Michael T. Mulligan [00:19:19] Yes, indeed. Right. You’re posting messages saying somebody is engaged in the sexual abuse of children. What could be more damaging to somebody’s reputation? If you’re wrong, you’re going to be on the hook for it.
Adam Stirling [00:19:29] Absolutely. We have, let’s see, two and a half minutes left. How shall we spend them?
Michael T. Mulligan [00:19:35] Sure. I think we can describe the last case and about that time. So, the last case to talk about is a high conflict family dispute, which, of course, are the kind of disputes that eat up all kinds of court time. This one involved a 12-day trial for things involving parenting time decision meeting, making retroactive child support, undue hardship, income distribution, division of property. Frankly, everything anyone can imagine.

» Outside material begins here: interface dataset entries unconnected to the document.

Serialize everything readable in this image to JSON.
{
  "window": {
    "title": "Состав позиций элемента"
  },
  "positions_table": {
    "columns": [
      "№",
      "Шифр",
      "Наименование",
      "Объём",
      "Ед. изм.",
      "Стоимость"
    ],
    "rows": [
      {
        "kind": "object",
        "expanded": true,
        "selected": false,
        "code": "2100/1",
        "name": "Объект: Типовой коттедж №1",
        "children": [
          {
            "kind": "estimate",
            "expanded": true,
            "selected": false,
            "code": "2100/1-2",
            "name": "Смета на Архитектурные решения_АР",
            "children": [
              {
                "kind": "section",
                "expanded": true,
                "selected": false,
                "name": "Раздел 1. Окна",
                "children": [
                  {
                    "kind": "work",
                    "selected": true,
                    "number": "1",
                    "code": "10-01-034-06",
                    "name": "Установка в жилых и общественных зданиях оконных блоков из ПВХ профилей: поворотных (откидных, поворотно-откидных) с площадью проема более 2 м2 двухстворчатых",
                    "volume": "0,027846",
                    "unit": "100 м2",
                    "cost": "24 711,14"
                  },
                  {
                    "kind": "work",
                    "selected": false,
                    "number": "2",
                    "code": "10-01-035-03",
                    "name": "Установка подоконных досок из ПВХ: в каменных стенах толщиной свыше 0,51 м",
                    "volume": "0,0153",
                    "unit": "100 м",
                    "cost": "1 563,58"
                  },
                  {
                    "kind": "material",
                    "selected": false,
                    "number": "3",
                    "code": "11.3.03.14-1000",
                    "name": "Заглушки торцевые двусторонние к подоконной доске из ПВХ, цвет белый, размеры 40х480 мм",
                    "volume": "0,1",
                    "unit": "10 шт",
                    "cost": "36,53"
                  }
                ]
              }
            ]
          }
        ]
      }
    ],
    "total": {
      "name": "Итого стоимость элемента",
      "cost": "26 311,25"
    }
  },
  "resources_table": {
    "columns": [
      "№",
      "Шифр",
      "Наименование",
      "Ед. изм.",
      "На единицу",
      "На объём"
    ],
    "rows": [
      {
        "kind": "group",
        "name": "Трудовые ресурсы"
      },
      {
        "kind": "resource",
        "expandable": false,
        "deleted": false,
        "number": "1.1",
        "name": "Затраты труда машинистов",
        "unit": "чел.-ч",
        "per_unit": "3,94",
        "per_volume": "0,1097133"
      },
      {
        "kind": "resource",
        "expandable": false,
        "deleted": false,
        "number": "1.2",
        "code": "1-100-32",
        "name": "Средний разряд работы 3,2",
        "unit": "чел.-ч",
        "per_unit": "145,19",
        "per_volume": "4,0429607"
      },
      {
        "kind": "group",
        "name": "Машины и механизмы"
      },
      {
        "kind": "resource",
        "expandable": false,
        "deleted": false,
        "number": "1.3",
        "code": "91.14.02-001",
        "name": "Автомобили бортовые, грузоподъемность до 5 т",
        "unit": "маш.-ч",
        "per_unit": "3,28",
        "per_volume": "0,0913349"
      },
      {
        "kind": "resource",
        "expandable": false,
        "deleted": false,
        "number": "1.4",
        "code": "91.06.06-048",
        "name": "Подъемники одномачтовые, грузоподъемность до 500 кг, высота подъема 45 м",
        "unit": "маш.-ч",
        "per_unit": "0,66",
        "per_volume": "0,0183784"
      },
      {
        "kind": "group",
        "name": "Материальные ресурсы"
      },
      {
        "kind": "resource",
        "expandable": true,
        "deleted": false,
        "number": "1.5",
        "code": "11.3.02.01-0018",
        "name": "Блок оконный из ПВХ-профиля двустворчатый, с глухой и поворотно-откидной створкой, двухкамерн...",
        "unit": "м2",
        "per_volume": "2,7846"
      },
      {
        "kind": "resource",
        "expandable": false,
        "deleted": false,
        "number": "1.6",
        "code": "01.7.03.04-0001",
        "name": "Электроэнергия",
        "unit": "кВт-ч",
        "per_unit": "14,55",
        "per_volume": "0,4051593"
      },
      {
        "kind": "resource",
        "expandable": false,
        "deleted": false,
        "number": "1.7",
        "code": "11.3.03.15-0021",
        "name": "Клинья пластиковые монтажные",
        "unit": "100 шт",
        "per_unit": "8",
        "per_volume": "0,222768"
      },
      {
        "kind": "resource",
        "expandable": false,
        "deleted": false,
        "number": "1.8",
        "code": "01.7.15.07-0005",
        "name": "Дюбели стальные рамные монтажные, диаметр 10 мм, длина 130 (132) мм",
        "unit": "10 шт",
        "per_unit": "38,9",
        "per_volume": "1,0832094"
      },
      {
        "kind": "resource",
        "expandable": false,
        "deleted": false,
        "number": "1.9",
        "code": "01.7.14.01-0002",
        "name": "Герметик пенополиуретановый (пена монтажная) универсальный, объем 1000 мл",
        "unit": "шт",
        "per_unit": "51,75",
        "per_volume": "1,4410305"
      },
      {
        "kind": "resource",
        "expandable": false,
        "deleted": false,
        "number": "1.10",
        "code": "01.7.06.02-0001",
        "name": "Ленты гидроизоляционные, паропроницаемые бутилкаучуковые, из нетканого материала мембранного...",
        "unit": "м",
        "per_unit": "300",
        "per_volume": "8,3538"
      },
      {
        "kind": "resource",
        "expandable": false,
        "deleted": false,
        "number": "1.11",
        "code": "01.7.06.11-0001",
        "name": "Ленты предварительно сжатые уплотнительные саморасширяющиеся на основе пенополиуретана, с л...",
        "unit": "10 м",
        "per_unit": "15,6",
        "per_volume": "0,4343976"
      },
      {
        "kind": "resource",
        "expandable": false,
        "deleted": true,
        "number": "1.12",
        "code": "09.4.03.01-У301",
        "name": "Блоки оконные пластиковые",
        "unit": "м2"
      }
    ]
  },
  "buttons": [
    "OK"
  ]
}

Adam Stirling [00:20:03] mmm.
Michael T. Mulligan [00:20:03] And the person who lost at trial was the mother in this case, she was trying to resist, amongst other things, sharing, parenting responsibility. And she wound up with a costs award of $34,48 against her. The ex-husband was in turn ordered to pay $19, 475 in back child support.

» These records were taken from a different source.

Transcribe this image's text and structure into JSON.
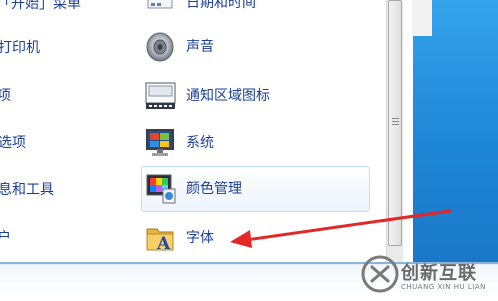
{
  "control_panel": {
    "items": [
      {
        "label": "「开始」菜单"
      },
      {
        "label": "日期和时间"
      },
      {
        "label": "打印机"
      },
      {
        "label": "声音"
      },
      {
        "label": "项"
      },
      {
        "label": "通知区域图标"
      },
      {
        "label": "选项"
      },
      {
        "label": "系统"
      },
      {
        "label": "息和工具"
      },
      {
        "label": "颜色管理"
      },
      {
        "label": "户"
      },
      {
        "label": "字体"
      }
    ]
  },
  "icons": {
    "calendar": "calendar-icon",
    "sound": "speaker-icon",
    "notify": "notification-area-icon",
    "system": "system-monitor-icon",
    "color": "color-management-icon",
    "fonts": "fonts-folder-icon"
  },
  "watermark": {
    "text": "创新互联",
    "subtext": "CHUANG XIN HU LIAN"
  },
  "colors": {
    "link": "#1a3f99",
    "desktop_blue": "#1e86d6",
    "arrow": "#e32626"
  }
}
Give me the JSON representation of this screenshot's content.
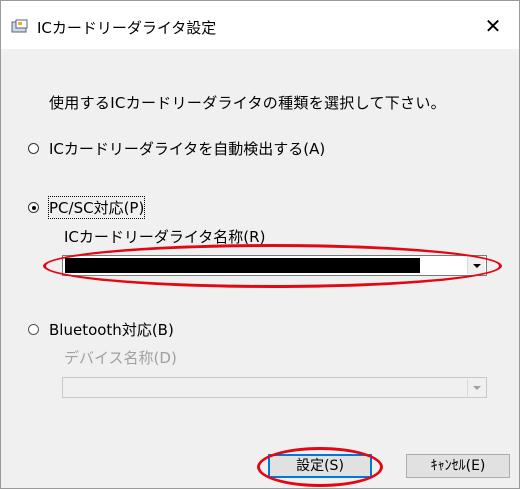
{
  "window": {
    "title": "ICカードリーダライタ設定",
    "app_icon": "card-reader-icon",
    "close_glyph": "✕"
  },
  "instruction": "使用するICカードリーダライタの種類を選択して下さい。",
  "options": {
    "auto_detect": {
      "label": "ICカードリーダライタを自動検出する(A)",
      "selected": false
    },
    "pcsc": {
      "label": "PC/SC対応(P)",
      "selected": true,
      "reader_name_label": "ICカードリーダライタ名称(R)",
      "reader_name_value": "[redacted]"
    },
    "bluetooth": {
      "label": "Bluetooth対応(B)",
      "selected": false,
      "device_name_label": "デバイス名称(D)",
      "device_name_value": ""
    }
  },
  "buttons": {
    "ok": "設定(S)",
    "cancel": "ｷｬﾝｾﾙ(E)"
  },
  "colors": {
    "highlight": "#e30613",
    "disabled_text": "#a0a0a0",
    "dialog_bg": "#f0f0f0"
  }
}
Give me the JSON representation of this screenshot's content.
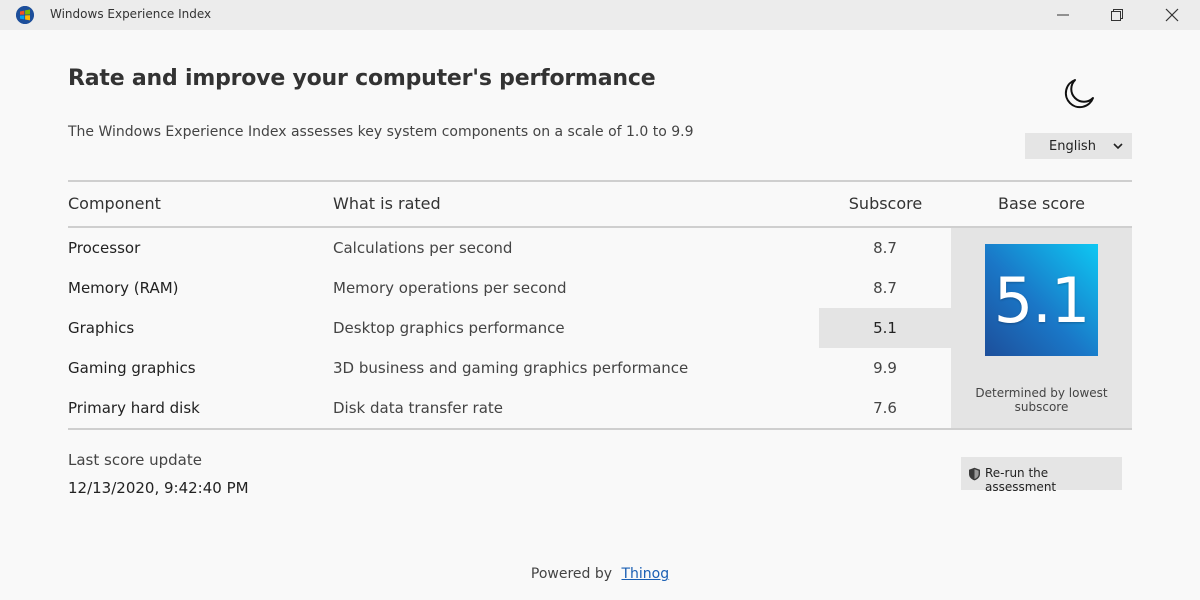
{
  "window": {
    "title": "Windows Experience Index",
    "controls": [
      "minimize-icon",
      "restore-icon",
      "close-icon"
    ]
  },
  "header": {
    "title": "Rate and improve your computer's performance",
    "subtitle": "The Windows Experience Index assesses key system components on a scale of 1.0 to 9.9",
    "theme_icon": "moon-icon",
    "language": {
      "selected": "English"
    }
  },
  "table": {
    "columns": {
      "component": "Component",
      "rated": "What is rated",
      "subscore": "Subscore",
      "base": "Base score"
    },
    "rows": [
      {
        "component": "Processor",
        "rated": "Calculations per second",
        "subscore": "8.7"
      },
      {
        "component": "Memory (RAM)",
        "rated": "Memory operations per second",
        "subscore": "8.7"
      },
      {
        "component": "Graphics",
        "rated": "Desktop graphics performance",
        "subscore": "5.1"
      },
      {
        "component": "Gaming graphics",
        "rated": "3D business and gaming graphics performance",
        "subscore": "9.9"
      },
      {
        "component": "Primary hard disk",
        "rated": "Disk data transfer rate",
        "subscore": "7.6"
      }
    ],
    "highlighted_row": "Graphics"
  },
  "base_score": {
    "value": "5.1",
    "caption": "Determined by lowest subscore"
  },
  "last_update": {
    "label": "Last score update",
    "value": "12/13/2020, 9:42:40 PM"
  },
  "rerun": {
    "label": "Re-run the assessment",
    "icon": "shield-icon"
  },
  "footer": {
    "prefix": "Powered by",
    "link": "Thinog"
  },
  "colors": {
    "tile_start": "#1d4f9b",
    "tile_end": "#0ec8f3",
    "panel": "#e4e4e4",
    "link": "#1a5fb4"
  }
}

Adam Stirling [00:20:24] mmm
Michael T. Mulligan [00:20:25] But things got even more contentious because shortly after that, the mother who had the cost of word against her because parenting time was awarded equally, no surprise, went bankrupt. And so, I said, well, I don’t have to pay the $34,000. The husband then came and said, look, you should court attribute all of that money costs award to being with respect to child support because child support obligations are exempt from bankruptcy.
Adam Stirling [00:20:56] Oh yeah.

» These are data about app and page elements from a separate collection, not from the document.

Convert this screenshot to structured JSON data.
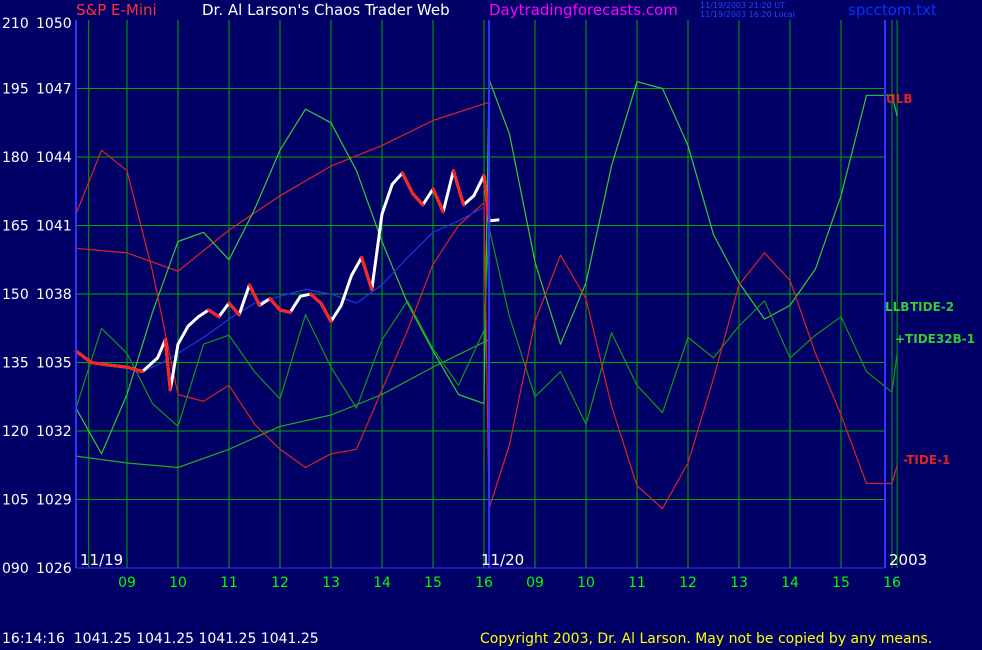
{
  "header": {
    "instrument": "S&P E-Mini",
    "title": "Dr. Al Larson's Chaos Trader Web",
    "site": "Daytradingforecasts.com",
    "utc_time": "11/19/2003 21:20 UT",
    "local_time": "11/19/2003 16:20 Local",
    "file": "spcctom.txt"
  },
  "footer": {
    "quote": "16:14:16  1041.25 1041.25 1041.25 1041.25",
    "copyright": "Copyright 2003, Dr. Al Larson. May not be copied by any means."
  },
  "colors": {
    "background": "#000066",
    "grid": "#00aa00",
    "axis": "#3333ff",
    "price_up": "#ffffff",
    "price_down": "#ff2020",
    "ulb": "#dd2222",
    "llb": "#22aa22",
    "tide2": "#33cc33",
    "tide32b1": "#119911",
    "tide1": "#dd2222",
    "moving_avg": "#2233dd",
    "title_red": "#ff3333",
    "title_white": "#ffffff",
    "site_magenta": "#ff00ff",
    "file_blue": "#0033ff",
    "time_label": "#00ff00",
    "copyright_yellow": "#ffff00"
  },
  "chart_data": {
    "type": "line",
    "y_left_index": [
      "210",
      "195",
      "180",
      "165",
      "150",
      "135",
      "120",
      "105",
      "090"
    ],
    "y_price": [
      "1050",
      "1047",
      "1044",
      "1041",
      "1038",
      "1035",
      "1032",
      "1029",
      "1026"
    ],
    "ylim": [
      1026,
      1050
    ],
    "x_hours": [
      "09",
      "10",
      "11",
      "12",
      "13",
      "14",
      "15",
      "16",
      "09",
      "10",
      "11",
      "12",
      "13",
      "14",
      "15",
      "16"
    ],
    "date_labels": [
      "11/19",
      "11/20",
      "2003"
    ],
    "hour_grid": [
      8.25,
      9,
      10,
      11,
      12,
      13,
      14,
      15,
      16,
      17,
      18,
      19,
      20,
      21,
      22,
      23,
      24,
      24.1
    ],
    "today_end": 16.1,
    "series": [
      {
        "name": "ULB",
        "label": "ULB",
        "color_key": "ulb",
        "x": [
          8.0,
          9.0,
          10.0,
          11.0,
          12.0,
          13.0,
          14.0,
          15.0,
          16.1
        ],
        "y": [
          1040.0,
          1039.8,
          1039.0,
          1040.8,
          1042.3,
          1043.6,
          1044.5,
          1045.6,
          1046.4
        ]
      },
      {
        "name": "LLB",
        "label": "LLB",
        "color_key": "llb",
        "x": [
          8.0,
          9.0,
          10.0,
          11.0,
          12.0,
          13.0,
          14.0,
          15.0,
          16.1
        ],
        "y": [
          1030.9,
          1030.6,
          1030.4,
          1031.2,
          1032.2,
          1032.7,
          1033.6,
          1034.8,
          1036.0
        ]
      },
      {
        "name": "TIDE-2",
        "label": "TIDE-2",
        "color_key": "tide2",
        "x": [
          8.0,
          8.5,
          9.0,
          9.5,
          10.0,
          10.5,
          11.0,
          11.5,
          12.0,
          12.5,
          13.0,
          13.5,
          14.0,
          14.5,
          15.0,
          15.5,
          16.0,
          16.1,
          16.5,
          17.0,
          17.5,
          18.0,
          18.5,
          19.0,
          19.5,
          20.0,
          20.5,
          21.0,
          21.5,
          22.0,
          22.5,
          23.0,
          23.5,
          24.0,
          24.1
        ],
        "y": [
          1033.0,
          1031.0,
          1033.6,
          1037.2,
          1040.3,
          1040.7,
          1039.5,
          1041.7,
          1044.3,
          1046.1,
          1045.5,
          1043.4,
          1040.3,
          1037.6,
          1035.5,
          1033.6,
          1033.2,
          1047.4,
          1045.0,
          1039.4,
          1035.8,
          1038.5,
          1043.6,
          1047.3,
          1047.0,
          1044.5,
          1040.6,
          1038.5,
          1036.9,
          1037.5,
          1039.1,
          1042.3,
          1046.7,
          1046.7,
          1045.8
        ]
      },
      {
        "name": "TIDE32B-1",
        "label": "+TIDE32B-1",
        "color_key": "tide32b1",
        "x": [
          8.0,
          8.5,
          9.0,
          9.5,
          10.0,
          10.5,
          11.0,
          11.5,
          12.0,
          12.5,
          13.0,
          13.5,
          14.0,
          14.5,
          15.0,
          15.5,
          16.0,
          16.1,
          16.5,
          17.0,
          17.5,
          18.0,
          18.5,
          19.0,
          19.5,
          20.0,
          20.5,
          21.0,
          21.5,
          22.0,
          22.5,
          23.0,
          23.5,
          24.0,
          24.1
        ],
        "y": [
          1033.0,
          1036.5,
          1035.4,
          1033.2,
          1032.2,
          1035.8,
          1036.2,
          1034.6,
          1033.4,
          1037.1,
          1034.8,
          1033.0,
          1036.0,
          1037.7,
          1035.6,
          1034.0,
          1036.4,
          1040.9,
          1037.0,
          1033.5,
          1034.6,
          1032.3,
          1036.3,
          1034.0,
          1032.8,
          1036.1,
          1035.2,
          1036.6,
          1037.7,
          1035.2,
          1036.2,
          1037.0,
          1034.6,
          1033.7,
          1035.4
        ]
      },
      {
        "name": "TIDE-1",
        "label": "-TIDE-1",
        "color_key": "tide1",
        "x": [
          8.0,
          8.5,
          9.0,
          9.5,
          10.0,
          10.5,
          11.0,
          11.5,
          12.0,
          12.5,
          13.0,
          13.5,
          14.0,
          14.5,
          15.0,
          15.5,
          16.0,
          16.1,
          16.5,
          17.0,
          17.5,
          18.0,
          18.5,
          19.0,
          19.5,
          20.0,
          20.5,
          21.0,
          21.5,
          22.0,
          22.5,
          23.0,
          23.5,
          24.0,
          24.1
        ],
        "y": [
          1041.5,
          1044.3,
          1043.4,
          1039.0,
          1033.6,
          1033.3,
          1034.0,
          1032.3,
          1031.2,
          1030.4,
          1031.0,
          1031.2,
          1033.8,
          1036.4,
          1039.3,
          1041.0,
          1042.0,
          1028.6,
          1031.4,
          1036.8,
          1039.7,
          1037.8,
          1033.1,
          1029.6,
          1028.6,
          1030.6,
          1034.3,
          1038.4,
          1039.8,
          1038.6,
          1035.4,
          1032.7,
          1029.7,
          1029.7,
          1030.5
        ]
      },
      {
        "name": "Moving average",
        "color_key": "moving_avg",
        "x": [
          9.2,
          9.7,
          10.0,
          10.5,
          11.0,
          11.5,
          12.0,
          12.5,
          13.0,
          13.5,
          14.0,
          14.5,
          15.0,
          15.5,
          16.0
        ],
        "y": [
          1034.5,
          1035.0,
          1035.4,
          1036.1,
          1036.9,
          1037.6,
          1037.9,
          1038.2,
          1038.0,
          1037.6,
          1038.4,
          1039.6,
          1040.7,
          1041.2,
          1041.8
        ]
      },
      {
        "name": "S&P E-Mini price",
        "color_key": "price_up",
        "x": [
          8.0,
          8.3,
          8.6,
          9.0,
          9.3,
          9.6,
          9.75,
          9.85,
          10.0,
          10.2,
          10.4,
          10.6,
          10.8,
          11.0,
          11.2,
          11.4,
          11.6,
          11.8,
          12.0,
          12.2,
          12.4,
          12.6,
          12.8,
          13.0,
          13.2,
          13.4,
          13.6,
          13.8,
          14.0,
          14.2,
          14.4,
          14.6,
          14.8,
          15.0,
          15.2,
          15.4,
          15.6,
          15.8,
          16.0,
          16.1,
          16.3
        ],
        "y": [
          1035.5,
          1035.0,
          1034.9,
          1034.8,
          1034.6,
          1035.2,
          1036.0,
          1033.8,
          1035.8,
          1036.6,
          1037.0,
          1037.3,
          1037.0,
          1037.6,
          1037.1,
          1038.4,
          1037.5,
          1037.8,
          1037.3,
          1037.2,
          1037.9,
          1038.0,
          1037.6,
          1036.8,
          1037.5,
          1038.8,
          1039.6,
          1038.2,
          1041.5,
          1042.8,
          1043.3,
          1042.4,
          1041.9,
          1042.6,
          1041.6,
          1043.4,
          1041.9,
          1042.3,
          1043.2,
          1041.2,
          1041.25
        ]
      }
    ]
  }
}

Michael T. Mulligan [00:20:56] You can’t get rid of child support by declaring bankruptcy. So that’s what he was trying to do, say, hey, this isn’t fair, I have to pay. She’s supposed to pay me $34,000; I’m supposed to be her $19,000. This isn’t fair. But he was unsuccessful. The court found that much of the trial was not to do with child support. It had to do with all these other things these people were fighting about.
Adam Stirling [00:21:18] Yeah.
Michael T. Mulligan [00:21:19] And the judge found that the bankruptcy was as a result of the ex-wife hair salon closing due to Covid. And so, the high conflict goes on. In this case, the mother has avoided the$34,000 cost bill despite the 12 unsuccessful trial, trying to avoid her ex-husband having time with the children. But he nonetheless is on the hook for the child support of $19,000 and and I guess some insult to that injury, he’s also having to pay costs for the application, trying to get the ex-wife to have to continue to pay the cost from the last application. So, I guess the takeaway for people is try to get along, folks. If you spend all of your time and money in court fighting over these things, you’re going to rack up large bills. And at the end of the day, you know, the likely outcome in both cases is going to be like in this case, you get equal time with the children and pay your child support. So, try to work it out.
Adam Stirling [00:22:16] Michael Mulligan Barrister and Solicitor with Mulligan Defence Lawyers. Legally speaking, in the second half hour, second hour every Thursday on CFAX1070. So many thanks so much, Michael. Until next week.
Michael T. Mulligan [00:22:25] Thanks so much. Always a pleasure.
Adam Stirling [00:22:26] All right. Bye now.
Automatically Transcribed on April 6, 2021 – MULLIGAN DEFENCE LAWYERS